— Extracted material —
* * * *

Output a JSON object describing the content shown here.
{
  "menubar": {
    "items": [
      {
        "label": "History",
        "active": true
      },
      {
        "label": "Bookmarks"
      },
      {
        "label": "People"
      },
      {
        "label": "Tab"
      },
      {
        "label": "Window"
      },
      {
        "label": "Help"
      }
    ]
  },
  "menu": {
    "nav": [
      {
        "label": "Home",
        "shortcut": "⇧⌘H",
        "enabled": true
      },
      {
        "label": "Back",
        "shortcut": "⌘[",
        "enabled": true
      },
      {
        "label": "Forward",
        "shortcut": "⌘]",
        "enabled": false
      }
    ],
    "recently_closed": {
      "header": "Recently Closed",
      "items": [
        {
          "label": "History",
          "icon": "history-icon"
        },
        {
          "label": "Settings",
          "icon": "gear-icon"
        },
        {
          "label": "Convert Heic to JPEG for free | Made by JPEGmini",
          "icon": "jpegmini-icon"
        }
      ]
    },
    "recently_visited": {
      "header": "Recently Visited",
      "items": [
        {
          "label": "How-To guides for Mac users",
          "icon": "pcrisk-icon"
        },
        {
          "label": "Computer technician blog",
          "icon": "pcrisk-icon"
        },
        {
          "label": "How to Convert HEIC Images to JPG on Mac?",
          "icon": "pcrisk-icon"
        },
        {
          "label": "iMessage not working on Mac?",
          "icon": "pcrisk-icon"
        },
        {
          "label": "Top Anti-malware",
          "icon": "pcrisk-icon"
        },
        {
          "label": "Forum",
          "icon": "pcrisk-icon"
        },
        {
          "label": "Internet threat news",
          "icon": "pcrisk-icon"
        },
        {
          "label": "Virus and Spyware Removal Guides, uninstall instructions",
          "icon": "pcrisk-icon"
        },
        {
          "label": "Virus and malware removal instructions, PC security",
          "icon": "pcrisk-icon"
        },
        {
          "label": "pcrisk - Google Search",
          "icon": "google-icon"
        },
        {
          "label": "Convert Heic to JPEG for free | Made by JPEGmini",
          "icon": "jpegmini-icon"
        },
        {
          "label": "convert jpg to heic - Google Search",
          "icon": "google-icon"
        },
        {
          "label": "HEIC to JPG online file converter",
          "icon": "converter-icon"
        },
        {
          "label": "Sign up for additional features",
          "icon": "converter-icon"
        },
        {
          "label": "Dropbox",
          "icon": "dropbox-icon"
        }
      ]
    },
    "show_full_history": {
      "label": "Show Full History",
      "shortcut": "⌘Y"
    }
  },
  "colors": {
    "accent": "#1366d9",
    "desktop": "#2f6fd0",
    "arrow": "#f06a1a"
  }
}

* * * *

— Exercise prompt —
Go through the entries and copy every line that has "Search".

— Answer to the problem —
          "label": "pcrisk - Google Search",
          "label": "convert jpg to heic - Google Search",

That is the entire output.